Last week, I returned from a short trip out of the country to the sad, but inevitable news that Gord Downie has lost his very public struggle with brain cancer.
I am not writing this from a trendy point of view. I have been a Tragically Hip fan since their first album in 1987. By that time, It was well past the time in my life that music really mattered like it does in your formative years, but there was something urgent, something raw and something “Canadian” about the straight ahead rock n roll that the Hip delivered.
From that first album, the songs “Last American Exit” and “Small Town Bring down” seemed to speak to rural Canada, wearing jean jackets and telling tales that could, and most likely did happen in places like Terrace and in rural towns across the Country. As the band developed its repertoire, the songs became more popular and more mainstream, but never lost that sense of who we were. “Up to Here”, brought us “New Orleans is Sinking” and “Blow at High Dough” and Road Apples gave us the very Canadian themed “38 Years Old” and monster radio success with the infectious “Little Bones”. These were followed by the back to back to back masterpieces of Fully Completely, Day For Night, Trouble at the Henhouse and Phantom Power which solidified the Hip’s position as “Canada’s House Band”.
The Tragically Hip was not Gord Downie, nor was Gord the whole band. The Hip was, as one critic put it, four very good musicians fronted by a mad poet. That poet wrote songs that we as Canadians could identify with, that were about us and about the things we knew about. A generation learned the tale of Bill Barilko through Fifty Mission Cap and about the 72 Summit Series from “Fireworks”. Gord’s lyrics reminded and spoke to us of the FLQ crisis, David Milgaard’s conviction, Hugh McClennan and the wonders of lying on your back at the cabin or cottage and staring at the universe unfolding.

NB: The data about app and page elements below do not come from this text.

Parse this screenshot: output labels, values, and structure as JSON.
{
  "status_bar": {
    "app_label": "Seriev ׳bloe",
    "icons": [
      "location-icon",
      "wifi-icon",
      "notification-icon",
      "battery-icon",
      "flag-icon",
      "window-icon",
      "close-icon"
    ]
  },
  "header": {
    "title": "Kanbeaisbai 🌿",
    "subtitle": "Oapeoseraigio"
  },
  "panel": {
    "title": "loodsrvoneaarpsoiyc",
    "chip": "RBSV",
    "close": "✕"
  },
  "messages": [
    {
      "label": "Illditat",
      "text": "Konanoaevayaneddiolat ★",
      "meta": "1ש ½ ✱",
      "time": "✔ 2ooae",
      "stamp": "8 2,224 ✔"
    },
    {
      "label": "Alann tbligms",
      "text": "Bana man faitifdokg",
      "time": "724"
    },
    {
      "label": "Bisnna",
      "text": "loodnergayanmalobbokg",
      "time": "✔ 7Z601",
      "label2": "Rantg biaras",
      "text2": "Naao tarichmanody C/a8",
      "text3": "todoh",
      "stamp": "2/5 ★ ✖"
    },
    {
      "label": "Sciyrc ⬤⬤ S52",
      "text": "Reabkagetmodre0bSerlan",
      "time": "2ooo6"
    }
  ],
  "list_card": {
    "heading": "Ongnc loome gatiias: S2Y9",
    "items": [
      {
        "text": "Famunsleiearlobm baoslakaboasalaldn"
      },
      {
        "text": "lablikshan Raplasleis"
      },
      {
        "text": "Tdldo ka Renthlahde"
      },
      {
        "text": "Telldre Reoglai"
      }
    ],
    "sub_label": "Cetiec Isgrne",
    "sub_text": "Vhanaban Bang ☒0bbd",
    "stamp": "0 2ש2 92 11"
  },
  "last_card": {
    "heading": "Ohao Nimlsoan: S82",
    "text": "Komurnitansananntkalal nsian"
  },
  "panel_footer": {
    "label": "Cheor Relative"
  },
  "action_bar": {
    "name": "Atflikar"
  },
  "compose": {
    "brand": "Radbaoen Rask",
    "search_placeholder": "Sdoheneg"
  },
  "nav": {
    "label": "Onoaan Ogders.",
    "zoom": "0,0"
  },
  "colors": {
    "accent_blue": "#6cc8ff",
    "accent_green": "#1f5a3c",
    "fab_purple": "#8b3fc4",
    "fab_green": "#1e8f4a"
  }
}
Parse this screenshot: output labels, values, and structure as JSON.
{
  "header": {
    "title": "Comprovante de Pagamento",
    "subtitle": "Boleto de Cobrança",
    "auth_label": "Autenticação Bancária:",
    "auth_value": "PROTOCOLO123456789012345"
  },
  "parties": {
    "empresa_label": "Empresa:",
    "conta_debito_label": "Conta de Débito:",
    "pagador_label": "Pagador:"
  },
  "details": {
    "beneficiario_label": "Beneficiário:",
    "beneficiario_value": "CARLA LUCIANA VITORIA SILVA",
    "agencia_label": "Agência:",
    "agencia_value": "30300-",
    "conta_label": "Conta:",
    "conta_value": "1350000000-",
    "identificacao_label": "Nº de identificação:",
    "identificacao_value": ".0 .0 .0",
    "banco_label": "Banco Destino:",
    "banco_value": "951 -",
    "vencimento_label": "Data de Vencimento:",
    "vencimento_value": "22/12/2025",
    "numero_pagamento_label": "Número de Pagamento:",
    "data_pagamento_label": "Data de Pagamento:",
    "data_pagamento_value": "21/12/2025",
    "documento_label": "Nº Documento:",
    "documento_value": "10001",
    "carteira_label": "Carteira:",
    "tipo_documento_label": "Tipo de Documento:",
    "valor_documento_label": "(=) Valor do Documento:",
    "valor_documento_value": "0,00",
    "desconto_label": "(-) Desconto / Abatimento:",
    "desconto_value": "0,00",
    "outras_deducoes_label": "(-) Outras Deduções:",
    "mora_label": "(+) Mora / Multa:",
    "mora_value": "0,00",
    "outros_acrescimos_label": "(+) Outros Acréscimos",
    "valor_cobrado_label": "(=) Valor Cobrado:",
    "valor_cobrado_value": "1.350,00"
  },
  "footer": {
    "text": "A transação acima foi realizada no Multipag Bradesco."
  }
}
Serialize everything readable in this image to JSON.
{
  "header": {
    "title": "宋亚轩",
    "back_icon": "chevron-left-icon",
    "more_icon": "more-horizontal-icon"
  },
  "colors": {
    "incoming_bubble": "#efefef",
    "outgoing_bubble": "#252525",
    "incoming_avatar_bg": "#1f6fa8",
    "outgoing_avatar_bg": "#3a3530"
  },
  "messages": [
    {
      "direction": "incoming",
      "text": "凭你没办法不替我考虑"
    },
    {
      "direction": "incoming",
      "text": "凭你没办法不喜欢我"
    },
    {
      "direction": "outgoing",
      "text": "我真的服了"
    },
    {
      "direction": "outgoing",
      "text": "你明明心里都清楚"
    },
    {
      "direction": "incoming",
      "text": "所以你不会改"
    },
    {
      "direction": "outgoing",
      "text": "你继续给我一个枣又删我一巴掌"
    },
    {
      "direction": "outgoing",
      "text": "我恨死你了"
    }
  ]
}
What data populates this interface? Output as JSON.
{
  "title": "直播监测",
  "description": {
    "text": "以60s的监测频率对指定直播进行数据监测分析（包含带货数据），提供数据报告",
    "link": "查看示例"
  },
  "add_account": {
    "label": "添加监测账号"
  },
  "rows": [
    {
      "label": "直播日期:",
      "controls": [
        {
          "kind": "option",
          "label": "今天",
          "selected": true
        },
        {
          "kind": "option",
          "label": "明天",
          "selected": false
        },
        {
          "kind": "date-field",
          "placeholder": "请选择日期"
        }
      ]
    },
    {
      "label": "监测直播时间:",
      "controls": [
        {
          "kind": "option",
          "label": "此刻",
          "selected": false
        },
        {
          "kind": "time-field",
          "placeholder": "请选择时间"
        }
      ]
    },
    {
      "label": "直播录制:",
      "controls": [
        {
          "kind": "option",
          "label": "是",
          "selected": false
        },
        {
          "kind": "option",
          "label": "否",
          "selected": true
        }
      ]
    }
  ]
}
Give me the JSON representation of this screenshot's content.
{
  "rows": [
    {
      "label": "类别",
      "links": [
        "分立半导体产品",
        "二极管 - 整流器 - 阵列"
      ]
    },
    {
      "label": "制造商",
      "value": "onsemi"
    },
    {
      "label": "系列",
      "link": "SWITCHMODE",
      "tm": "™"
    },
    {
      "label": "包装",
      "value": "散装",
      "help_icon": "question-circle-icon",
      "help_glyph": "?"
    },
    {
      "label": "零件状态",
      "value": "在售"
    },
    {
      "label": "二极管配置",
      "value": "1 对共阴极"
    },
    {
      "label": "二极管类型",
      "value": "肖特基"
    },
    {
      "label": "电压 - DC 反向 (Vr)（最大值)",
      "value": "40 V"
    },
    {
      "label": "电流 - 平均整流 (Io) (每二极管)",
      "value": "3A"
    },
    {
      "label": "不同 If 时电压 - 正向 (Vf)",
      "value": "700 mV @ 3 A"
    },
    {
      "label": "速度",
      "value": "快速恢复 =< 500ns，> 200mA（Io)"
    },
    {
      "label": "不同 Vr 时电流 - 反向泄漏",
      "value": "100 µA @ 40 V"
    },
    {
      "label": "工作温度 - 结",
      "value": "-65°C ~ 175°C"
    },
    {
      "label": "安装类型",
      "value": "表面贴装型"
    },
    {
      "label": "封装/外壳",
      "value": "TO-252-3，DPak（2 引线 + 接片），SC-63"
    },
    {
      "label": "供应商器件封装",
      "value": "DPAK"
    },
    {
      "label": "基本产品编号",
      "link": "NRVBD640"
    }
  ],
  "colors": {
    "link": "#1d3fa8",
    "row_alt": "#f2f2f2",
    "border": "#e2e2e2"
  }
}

Part of the magic of The Hip was that they could have been something more and could have been much more celebrated outside Canada. When first appearing on Saturday Night Live in 1995, they were strongly encouraged to play their safe and commercially successful hits from previous album that would have brought them to massive US market. To a man, they refused and instead played the much darker and more technically challenging “Grace, Too” and “Nautical Disaster” from their latest album. It’s said that this cost them their big shot at US stardom. If they regretted that choice, the band has never said, but it became part of the Canadian appeal and lore surrounding “our band”. Once again, they had proved it was okay to be “small town” and “small country” and to stay true to your own identity.
Gord Downie’s lyrical weaving was famously vague and meant different things to different people. There’s an old saying that the best teachers tell you where to look, but don’t tell you what to see. His best poetry, in my opinion, was up there with the works of Cohen, Joni Mitchell and Neil Young. Like Downie, those writers told human stories and set them to music we could enjoy.
On May 24th of last year, Canada was told that Gord had incurable brain cancer. We were all shocked and saddened by the news. Rather than hide away, the Hip planned one more massive and exhausting Canada wide tour. Anyone who has seen the “Long Time Running” documentary knows that Gord had a significant portion of his brain removed and had to relearn almost everything over again. Not only that, he focussed his, and our attention to the Residential School story through his personal “Secret Path” recording and graphic novel. He was, and remained until his death, a passionate voice for all of us to learn more about this dark chapter in our nation’s history.
The Hip’s final concert was watched in whole or In part by an estimated one-third of all Canadians. It was both the capstone of a magnificent career and a loving tribute to “our band” and to our buddy Gord.
After his death last week, re-watching the concert is an emotional experience for not only Tragically Hip fans, but for anyone who loves music and loves being Canadian.
After closing with the song “Ahead by a Century” (no dress rehearsal, this is our life) Gord’s last words to the crowd, indeed to the whole country on that night ring true and strong; “Thank you and have a nice life.” “Look after each other” he admonished us.
Thanks Gord, how very Canadian and how very appropriate.